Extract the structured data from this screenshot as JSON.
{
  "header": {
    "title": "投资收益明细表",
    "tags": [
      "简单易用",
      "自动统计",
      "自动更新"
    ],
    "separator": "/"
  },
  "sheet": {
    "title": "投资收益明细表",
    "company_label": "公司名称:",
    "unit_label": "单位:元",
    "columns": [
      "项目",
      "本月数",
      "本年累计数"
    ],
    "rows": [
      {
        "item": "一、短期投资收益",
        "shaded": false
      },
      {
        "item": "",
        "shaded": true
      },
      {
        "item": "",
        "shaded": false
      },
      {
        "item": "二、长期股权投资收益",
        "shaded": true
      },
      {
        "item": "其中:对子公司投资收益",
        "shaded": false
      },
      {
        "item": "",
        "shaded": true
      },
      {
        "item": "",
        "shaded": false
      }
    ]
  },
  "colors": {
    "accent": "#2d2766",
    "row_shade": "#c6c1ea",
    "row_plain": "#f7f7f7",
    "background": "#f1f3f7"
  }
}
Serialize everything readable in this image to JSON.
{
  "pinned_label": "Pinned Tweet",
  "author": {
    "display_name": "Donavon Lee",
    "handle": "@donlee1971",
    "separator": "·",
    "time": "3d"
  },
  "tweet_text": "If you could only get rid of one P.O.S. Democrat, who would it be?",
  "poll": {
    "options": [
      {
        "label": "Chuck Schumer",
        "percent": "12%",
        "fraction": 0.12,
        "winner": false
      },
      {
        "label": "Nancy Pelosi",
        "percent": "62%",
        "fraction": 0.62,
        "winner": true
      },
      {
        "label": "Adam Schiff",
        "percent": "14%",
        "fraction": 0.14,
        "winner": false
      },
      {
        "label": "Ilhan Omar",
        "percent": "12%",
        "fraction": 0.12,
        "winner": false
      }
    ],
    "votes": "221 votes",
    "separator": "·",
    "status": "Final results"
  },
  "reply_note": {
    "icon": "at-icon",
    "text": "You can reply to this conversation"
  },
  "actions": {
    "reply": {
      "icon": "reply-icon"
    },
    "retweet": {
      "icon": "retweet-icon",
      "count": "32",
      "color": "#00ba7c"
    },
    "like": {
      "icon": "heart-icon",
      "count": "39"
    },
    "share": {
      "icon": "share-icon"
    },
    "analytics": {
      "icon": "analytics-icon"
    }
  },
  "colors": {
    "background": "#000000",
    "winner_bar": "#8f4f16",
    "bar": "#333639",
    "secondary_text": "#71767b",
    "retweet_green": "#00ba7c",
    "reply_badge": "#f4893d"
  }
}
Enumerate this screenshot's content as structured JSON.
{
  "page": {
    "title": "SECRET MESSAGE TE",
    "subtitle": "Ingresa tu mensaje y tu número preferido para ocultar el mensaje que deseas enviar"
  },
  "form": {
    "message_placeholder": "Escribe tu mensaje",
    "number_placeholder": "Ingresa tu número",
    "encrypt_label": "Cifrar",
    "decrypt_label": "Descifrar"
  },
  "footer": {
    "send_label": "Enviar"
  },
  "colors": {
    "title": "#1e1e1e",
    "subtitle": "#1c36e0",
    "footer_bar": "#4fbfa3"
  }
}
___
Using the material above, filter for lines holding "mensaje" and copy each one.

    "subtitle": "Ingresa tu mensaje y tu número preferido para ocultar el mensaje que deseas enviar"
    "message_placeholder": "Escribe tu mensaje",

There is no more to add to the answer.